When stray lining you should use the bare minimum of weight to get you to the bottom. Ideally the bait should slowly float down in the current just making contact with the bottom.
Once you set up your rig it is now time to bait your hooks. Again, there are a number of ways to do this depending on which bait you choose to fish with. A whole pilchard or squid bait is a good option when larger fish are present. However, it’s often better to cut the baits in half diagonally, creating long, slim baits that are easily swallowed. Try cutting ‘tentacles’ into the remaining squid hoods to give them some added movement, scent and appeal. When using bonito, kahawai or mullet cut the fillets off both sides of the fish and then cut the fillet into smaller strips. For consistent success, secure your baits in a streamlined manner with the hook points and barbs well exposed. This way the bait is presented very naturally, covers a larger area as it drifts about and is more likely to be picked up by scavenging fish.
The sinker is placed on top of the hooks and is able to run up and down the leader only.
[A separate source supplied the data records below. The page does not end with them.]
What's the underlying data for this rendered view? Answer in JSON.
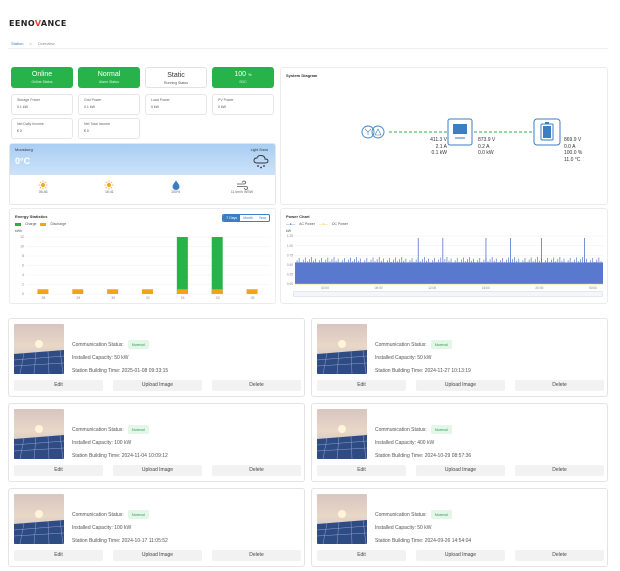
{
  "brand": {
    "logo_prefix": "EENO",
    "logo_accent": "V",
    "logo_suffix": "ANCE"
  },
  "breadcrumb": {
    "home": "Station",
    "separator": ">",
    "current": "Overview"
  },
  "status": [
    {
      "value": "Online",
      "label": "Online Status"
    },
    {
      "value": "Normal",
      "label": "Alarm Status"
    },
    {
      "value": "Static",
      "label": "Running Status"
    },
    {
      "value": "100",
      "unit": "%",
      "label": "SOC"
    }
  ],
  "metrics": [
    {
      "label": "Storage Power",
      "value": "0.1 kW"
    },
    {
      "label": "Grid Power",
      "value": "0.1 kW"
    },
    {
      "label": "Load Power",
      "value": "0 kW"
    },
    {
      "label": "PV Power",
      "value": "0 kW"
    },
    {
      "label": "Net Daily Income",
      "value": "€ 0"
    },
    {
      "label": "Net Total Income",
      "value": "€ 0"
    }
  ],
  "weather": {
    "location": "Moosburg",
    "temperature": "0°C",
    "condition": "Light Snow",
    "items": [
      {
        "icon": "sunrise-icon",
        "value": "06:46"
      },
      {
        "icon": "sunset-icon",
        "value": "16:41"
      },
      {
        "icon": "humidity-icon",
        "value": "100%"
      },
      {
        "icon": "wind-icon",
        "value": "11 km/h WSW"
      }
    ]
  },
  "system_diagram": {
    "title": "System Diagram",
    "meter": [
      "411.3 V",
      "2.1 A",
      "0.1 kW"
    ],
    "inverter": [
      "873.9 V",
      "0.2 A",
      "0.0 kW"
    ],
    "battery": [
      "869.9 V",
      "0.0 A",
      "100.0 %",
      "11.0 °C"
    ]
  },
  "energy": {
    "title": "Energy Statistics",
    "unit": "kWh",
    "tabs": [
      "7 Days",
      "Month",
      "Year"
    ],
    "active_tab": 0
  },
  "power": {
    "title": "Power Chart",
    "unit": "kW",
    "legend": [
      "AC Power",
      "DC Power"
    ],
    "x_ticks": [
      "02:00",
      "06:00",
      "12:00",
      "16:00",
      "20:00",
      "00:00"
    ]
  },
  "chart_data": [
    {
      "type": "bar",
      "title": "Energy Statistics",
      "ylabel": "kWh",
      "categories": [
        "28",
        "29",
        "30",
        "31",
        "01",
        "02",
        "03"
      ],
      "series": [
        {
          "name": "Charge",
          "color": "#27b34a",
          "values": [
            0,
            0,
            0,
            0,
            12,
            12,
            0
          ]
        },
        {
          "name": "Discharge",
          "color": "#f5a21b",
          "values": [
            1,
            1,
            1,
            1,
            1,
            1,
            1
          ]
        }
      ],
      "y_ticks": [
        "12",
        "10",
        "8",
        "6",
        "4",
        "2",
        "0"
      ],
      "ylim": [
        0,
        12
      ]
    },
    {
      "type": "area",
      "title": "Power Chart",
      "ylabel": "kW",
      "y_ticks": [
        "1.25",
        "1.00",
        "0.75",
        "0.50",
        "0.25",
        "0.00"
      ],
      "ylim": [
        0,
        1.25
      ],
      "series": [
        {
          "name": "AC Power",
          "color": "#3b62c4"
        },
        {
          "name": "DC Power",
          "color": "#f5c23b"
        }
      ]
    }
  ],
  "station_labels": {
    "comm": "Communication Status:",
    "capacity": "Installed Capacity:",
    "building": "Station Building Time:",
    "edit": "Edit",
    "upload": "Upload Image",
    "delete": "Delete"
  },
  "stations": [
    {
      "status": "Normal",
      "capacity": "50 kW",
      "time": "2025-01-08 09:33:15"
    },
    {
      "status": "Normal",
      "capacity": "50 kW",
      "time": "2024-11-27 10:13:19"
    },
    {
      "status": "Normal",
      "capacity": "100 kW",
      "time": "2024-11-04 10:09:12"
    },
    {
      "status": "Normal",
      "capacity": "400 kW",
      "time": "2024-10-29 08:57:36"
    },
    {
      "status": "Normal",
      "capacity": "100 kW",
      "time": "2024-10-17 11:05:52"
    },
    {
      "status": "Normal",
      "capacity": "50 kW",
      "time": "2024-09-26 14:54:04"
    }
  ]
}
Cast well back behind your kayak, as the bigger more wary fish tend to hang back in the berley trail well away from the noises and shadow you might make. When the line suddenly slackens, you’ll be on the bottom, so engage the reel, wind out any slack line and leave flick on the baitrunner or ensure the drag is set very lightly.
When large snapper bite they have a tendency to hold the bait in their mouth while they swim to a better spot to swallow it.
For this reason, you should let the fish run for a number of seconds before striking to set the hook, if you strike immediately, you run the risk of pulling the bait and hook out of the mouth of the fish.
Once hooked up the first 30 seconds of a fight with a big snapper are the crucial ones. If you can get his head turned off the bottom, chances are it will be yours to keep or lease.
Ideally the bait should slowly drift down the water column making it look as natural as possible and then come to sit nicely on the bottom.
Big snapper often like to mooch and cruise the ledges picking up scraps from your berley.
You may need to adjust your casting distance a few times to discover where the big snapper are holding, once you establish this you can then target that area. To avoid snags, try not to move your line around too much, once you cast, leave the bail wire open for a few seconds to allow the bait to slowly drift down through the water column.
Once the fishing heats up and the berley has brought the fish in close you may find your bait will be smashed well before reaching the bottom so always stay in contact with your bait. If the line becomes slack well before it hits the bottom, quickly flick the bail wire over, wind up the slack slowly. When your rod loads up you can either give the fish some line or strike the fish.
If the line starts peeling out fast soon after casting you will need to quickly flick the bail wire over and strike the fish. Once hooked up the first 15-20 seconds are crucial, give it too much line and it will take you into the rocks and weed. You want to fight these fish hard as they do play dirty so turning the head after the first big run is vital. This will turn it away from the rough and will give you a good chance of winning the fight.
There is a lot of trial and error to big snapper fishing from a kayak and you may need to adapt your approach for different locations, but if you try some of these big snapper tips and apply them right you might just catch that big one you are wanting.